What to do - Scan the entries below. Report each line where the string "text" occurs.

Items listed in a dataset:
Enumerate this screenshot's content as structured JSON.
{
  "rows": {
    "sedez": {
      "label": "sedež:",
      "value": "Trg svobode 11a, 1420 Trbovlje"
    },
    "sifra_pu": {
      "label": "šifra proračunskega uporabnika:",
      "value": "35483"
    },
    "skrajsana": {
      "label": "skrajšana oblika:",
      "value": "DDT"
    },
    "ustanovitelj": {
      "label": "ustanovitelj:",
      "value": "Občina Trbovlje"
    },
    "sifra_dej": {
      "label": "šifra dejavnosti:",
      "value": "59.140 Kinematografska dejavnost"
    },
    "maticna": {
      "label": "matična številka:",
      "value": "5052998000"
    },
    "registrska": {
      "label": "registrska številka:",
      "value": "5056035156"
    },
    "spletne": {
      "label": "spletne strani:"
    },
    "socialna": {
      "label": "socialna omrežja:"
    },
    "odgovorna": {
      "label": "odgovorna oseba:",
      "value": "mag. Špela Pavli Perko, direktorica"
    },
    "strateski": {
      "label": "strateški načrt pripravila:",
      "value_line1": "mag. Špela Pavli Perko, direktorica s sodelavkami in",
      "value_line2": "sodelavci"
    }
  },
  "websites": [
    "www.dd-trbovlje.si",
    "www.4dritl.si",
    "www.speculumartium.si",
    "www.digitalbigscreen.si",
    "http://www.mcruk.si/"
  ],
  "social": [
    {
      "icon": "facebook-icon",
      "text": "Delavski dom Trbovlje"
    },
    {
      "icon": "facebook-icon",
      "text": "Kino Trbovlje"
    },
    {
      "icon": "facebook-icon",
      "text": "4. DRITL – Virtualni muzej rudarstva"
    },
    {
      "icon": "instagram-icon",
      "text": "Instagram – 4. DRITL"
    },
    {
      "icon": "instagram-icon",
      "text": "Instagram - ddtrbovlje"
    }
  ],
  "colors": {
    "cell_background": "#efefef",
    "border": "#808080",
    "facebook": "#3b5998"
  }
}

Response to this task -
      "text": "Delavski dom Trbovlje"
      "text": "Kino Trbovlje"
      "text": "4. DRITL – Virtualni muzej rudarstva"
      "text": "Instagram – 4. DRITL"
      "text": "Instagram - ddtrbovlje"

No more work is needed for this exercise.